__Task to complete__
Write out each line of the entries below that holds the word "خدماتی".

Segment Start: Data listing

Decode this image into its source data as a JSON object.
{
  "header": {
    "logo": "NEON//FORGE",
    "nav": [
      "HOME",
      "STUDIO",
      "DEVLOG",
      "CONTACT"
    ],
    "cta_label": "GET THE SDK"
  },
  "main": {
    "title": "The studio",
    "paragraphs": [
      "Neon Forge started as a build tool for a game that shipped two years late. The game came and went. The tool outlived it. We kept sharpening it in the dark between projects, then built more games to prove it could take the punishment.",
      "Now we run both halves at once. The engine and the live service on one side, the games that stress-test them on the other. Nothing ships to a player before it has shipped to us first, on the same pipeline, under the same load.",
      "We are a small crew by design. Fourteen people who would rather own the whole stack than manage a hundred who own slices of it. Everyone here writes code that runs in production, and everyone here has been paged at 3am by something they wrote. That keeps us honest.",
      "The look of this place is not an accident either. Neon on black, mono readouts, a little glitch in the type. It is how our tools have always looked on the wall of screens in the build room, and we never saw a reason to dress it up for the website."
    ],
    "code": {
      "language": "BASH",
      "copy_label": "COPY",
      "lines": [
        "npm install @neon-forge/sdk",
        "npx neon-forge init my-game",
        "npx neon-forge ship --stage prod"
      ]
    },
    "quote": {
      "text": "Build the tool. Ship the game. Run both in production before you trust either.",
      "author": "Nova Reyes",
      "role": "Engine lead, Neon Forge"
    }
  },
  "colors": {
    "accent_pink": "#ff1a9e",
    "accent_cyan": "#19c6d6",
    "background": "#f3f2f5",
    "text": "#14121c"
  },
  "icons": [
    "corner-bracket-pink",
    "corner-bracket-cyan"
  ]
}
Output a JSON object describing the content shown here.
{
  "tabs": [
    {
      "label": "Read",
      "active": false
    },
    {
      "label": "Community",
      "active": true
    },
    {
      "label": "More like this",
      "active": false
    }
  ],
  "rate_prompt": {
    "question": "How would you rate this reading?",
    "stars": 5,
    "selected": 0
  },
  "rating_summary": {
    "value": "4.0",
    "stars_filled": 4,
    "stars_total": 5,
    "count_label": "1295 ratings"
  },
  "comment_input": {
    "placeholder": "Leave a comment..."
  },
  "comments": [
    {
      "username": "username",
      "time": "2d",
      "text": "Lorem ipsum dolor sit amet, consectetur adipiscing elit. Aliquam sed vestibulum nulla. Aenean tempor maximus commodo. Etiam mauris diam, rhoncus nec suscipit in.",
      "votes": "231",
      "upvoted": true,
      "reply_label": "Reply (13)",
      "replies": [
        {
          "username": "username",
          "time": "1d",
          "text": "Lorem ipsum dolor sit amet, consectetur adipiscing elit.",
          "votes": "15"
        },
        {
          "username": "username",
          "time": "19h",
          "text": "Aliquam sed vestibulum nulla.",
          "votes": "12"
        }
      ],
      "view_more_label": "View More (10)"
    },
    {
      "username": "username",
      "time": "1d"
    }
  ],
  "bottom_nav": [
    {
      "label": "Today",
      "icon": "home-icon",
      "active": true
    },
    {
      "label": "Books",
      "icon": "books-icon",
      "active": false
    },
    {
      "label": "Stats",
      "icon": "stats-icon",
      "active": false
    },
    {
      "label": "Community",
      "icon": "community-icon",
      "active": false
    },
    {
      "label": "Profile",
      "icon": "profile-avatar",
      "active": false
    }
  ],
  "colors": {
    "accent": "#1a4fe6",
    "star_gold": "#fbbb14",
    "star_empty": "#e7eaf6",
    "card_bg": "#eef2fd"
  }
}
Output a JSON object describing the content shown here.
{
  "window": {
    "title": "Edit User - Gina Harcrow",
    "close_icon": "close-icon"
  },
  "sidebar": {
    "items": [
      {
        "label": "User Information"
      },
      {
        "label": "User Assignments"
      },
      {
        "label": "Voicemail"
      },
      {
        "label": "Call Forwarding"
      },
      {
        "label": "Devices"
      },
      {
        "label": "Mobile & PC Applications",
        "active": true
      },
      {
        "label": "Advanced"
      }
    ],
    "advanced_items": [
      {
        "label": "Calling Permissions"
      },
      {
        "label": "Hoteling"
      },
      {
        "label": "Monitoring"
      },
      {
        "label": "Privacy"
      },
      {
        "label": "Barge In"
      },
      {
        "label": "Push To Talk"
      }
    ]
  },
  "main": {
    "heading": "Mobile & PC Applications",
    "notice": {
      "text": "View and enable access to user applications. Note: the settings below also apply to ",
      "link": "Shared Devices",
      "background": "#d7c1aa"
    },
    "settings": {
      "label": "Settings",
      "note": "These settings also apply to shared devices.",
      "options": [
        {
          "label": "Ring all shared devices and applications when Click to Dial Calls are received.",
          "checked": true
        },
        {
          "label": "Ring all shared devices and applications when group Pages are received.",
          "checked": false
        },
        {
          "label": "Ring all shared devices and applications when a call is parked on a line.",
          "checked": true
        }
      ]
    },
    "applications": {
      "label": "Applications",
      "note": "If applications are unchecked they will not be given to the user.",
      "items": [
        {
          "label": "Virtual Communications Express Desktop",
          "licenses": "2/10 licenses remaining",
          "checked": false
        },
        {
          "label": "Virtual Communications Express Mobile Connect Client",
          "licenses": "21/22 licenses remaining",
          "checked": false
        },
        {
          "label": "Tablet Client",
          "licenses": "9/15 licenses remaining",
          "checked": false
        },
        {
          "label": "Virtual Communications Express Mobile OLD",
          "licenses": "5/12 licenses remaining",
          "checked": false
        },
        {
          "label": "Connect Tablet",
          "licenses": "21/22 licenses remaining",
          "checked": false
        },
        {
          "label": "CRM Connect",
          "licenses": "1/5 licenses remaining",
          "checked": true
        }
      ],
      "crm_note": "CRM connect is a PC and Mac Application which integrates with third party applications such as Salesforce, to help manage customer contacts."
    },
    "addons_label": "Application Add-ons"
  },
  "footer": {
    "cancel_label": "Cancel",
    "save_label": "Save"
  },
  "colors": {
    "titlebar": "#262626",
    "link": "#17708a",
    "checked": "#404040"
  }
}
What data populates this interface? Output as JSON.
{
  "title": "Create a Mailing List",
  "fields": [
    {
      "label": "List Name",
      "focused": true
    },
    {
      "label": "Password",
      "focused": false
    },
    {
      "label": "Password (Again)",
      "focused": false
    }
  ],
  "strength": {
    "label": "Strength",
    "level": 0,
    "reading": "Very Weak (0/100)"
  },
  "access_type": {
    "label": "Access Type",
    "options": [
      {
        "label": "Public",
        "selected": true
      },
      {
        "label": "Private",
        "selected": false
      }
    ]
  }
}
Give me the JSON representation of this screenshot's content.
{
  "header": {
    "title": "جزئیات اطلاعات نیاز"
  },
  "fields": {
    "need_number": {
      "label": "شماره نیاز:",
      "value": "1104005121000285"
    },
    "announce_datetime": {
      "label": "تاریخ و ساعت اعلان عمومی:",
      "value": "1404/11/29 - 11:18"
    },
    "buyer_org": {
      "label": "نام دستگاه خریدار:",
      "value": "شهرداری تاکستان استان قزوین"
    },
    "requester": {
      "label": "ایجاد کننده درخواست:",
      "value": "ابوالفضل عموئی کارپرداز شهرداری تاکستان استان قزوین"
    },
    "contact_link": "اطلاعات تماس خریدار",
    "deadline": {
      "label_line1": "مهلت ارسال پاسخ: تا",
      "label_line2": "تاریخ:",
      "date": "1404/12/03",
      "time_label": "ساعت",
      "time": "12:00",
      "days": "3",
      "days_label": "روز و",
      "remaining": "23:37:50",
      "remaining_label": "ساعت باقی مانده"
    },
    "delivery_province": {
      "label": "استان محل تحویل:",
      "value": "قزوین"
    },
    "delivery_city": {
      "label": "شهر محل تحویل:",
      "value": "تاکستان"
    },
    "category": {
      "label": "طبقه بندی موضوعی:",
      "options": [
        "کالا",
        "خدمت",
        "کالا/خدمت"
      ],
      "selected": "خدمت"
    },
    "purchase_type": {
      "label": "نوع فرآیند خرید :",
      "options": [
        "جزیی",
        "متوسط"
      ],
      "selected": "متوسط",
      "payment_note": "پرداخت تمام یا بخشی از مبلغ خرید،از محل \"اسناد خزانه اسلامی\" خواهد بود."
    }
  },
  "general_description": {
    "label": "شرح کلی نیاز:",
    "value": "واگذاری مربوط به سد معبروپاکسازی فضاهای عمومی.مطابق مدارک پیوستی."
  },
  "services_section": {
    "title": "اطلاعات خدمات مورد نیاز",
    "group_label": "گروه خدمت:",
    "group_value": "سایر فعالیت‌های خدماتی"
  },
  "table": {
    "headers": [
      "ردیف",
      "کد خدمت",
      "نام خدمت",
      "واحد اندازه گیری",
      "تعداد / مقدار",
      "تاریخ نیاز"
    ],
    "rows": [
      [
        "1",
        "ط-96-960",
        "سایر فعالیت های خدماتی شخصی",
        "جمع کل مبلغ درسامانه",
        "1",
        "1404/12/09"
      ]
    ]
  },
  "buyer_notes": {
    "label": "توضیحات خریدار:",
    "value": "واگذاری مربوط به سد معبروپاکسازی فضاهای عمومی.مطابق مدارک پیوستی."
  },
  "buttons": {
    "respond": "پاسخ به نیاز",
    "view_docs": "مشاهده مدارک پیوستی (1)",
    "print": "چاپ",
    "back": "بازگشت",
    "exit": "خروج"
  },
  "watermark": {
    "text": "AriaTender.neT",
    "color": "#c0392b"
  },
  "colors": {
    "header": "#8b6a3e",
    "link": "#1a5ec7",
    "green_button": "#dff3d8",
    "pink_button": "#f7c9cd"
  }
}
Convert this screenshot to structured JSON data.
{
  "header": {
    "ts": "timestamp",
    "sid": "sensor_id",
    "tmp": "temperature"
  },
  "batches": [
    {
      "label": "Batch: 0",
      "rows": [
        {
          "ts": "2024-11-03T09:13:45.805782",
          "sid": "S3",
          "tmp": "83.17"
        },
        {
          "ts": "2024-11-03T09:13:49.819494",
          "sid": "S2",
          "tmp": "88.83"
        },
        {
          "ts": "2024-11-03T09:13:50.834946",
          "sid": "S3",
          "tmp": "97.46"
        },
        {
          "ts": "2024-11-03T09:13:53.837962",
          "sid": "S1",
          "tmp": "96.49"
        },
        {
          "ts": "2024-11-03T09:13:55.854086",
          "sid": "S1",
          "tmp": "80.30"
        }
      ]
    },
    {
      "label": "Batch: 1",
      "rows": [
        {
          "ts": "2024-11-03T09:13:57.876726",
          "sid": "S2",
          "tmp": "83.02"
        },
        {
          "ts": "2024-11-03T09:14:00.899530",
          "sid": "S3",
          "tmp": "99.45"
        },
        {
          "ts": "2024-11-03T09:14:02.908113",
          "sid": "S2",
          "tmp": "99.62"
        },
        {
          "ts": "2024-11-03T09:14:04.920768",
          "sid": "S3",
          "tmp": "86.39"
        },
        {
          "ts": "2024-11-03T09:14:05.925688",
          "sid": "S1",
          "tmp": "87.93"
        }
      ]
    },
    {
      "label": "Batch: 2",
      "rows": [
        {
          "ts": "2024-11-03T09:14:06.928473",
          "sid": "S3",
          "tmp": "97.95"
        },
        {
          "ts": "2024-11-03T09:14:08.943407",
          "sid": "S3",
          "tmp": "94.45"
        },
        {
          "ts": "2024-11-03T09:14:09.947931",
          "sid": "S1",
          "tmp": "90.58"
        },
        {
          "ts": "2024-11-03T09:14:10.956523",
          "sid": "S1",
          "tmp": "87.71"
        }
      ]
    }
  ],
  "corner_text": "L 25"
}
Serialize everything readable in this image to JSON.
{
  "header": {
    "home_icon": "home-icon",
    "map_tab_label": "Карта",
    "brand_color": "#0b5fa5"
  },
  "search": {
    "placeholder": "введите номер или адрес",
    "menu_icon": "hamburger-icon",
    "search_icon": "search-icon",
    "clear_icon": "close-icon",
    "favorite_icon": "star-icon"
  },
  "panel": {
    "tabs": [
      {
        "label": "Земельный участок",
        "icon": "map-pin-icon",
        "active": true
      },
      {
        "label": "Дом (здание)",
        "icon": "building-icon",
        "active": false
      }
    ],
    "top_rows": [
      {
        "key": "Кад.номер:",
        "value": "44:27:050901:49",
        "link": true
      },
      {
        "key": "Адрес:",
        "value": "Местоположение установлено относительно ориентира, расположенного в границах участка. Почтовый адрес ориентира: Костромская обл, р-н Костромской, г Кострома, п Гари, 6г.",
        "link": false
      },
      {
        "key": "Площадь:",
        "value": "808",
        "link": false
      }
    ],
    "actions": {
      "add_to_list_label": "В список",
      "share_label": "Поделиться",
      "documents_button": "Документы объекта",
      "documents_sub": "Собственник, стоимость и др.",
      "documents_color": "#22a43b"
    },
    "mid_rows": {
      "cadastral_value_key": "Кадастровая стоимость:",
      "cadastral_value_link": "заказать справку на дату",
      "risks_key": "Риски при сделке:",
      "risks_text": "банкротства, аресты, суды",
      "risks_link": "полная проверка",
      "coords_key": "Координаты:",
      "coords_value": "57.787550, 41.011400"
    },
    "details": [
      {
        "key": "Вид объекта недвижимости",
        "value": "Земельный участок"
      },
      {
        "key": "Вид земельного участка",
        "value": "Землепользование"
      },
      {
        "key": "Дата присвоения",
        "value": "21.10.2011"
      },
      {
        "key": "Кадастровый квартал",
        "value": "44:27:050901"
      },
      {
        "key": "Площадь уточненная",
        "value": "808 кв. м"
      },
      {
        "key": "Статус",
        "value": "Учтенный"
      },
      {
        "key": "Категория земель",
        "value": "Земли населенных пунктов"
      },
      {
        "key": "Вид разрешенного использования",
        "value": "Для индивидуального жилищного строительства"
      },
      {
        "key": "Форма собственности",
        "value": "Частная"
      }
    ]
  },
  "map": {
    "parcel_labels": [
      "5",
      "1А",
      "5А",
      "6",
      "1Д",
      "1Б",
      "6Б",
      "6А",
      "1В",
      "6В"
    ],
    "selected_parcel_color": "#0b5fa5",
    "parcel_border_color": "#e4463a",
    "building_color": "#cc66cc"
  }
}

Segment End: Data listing

__Task answer__
    "group_value": "سایر فعالیت‌های خدماتی"
        "سایر فعالیت های خدماتی شخصی",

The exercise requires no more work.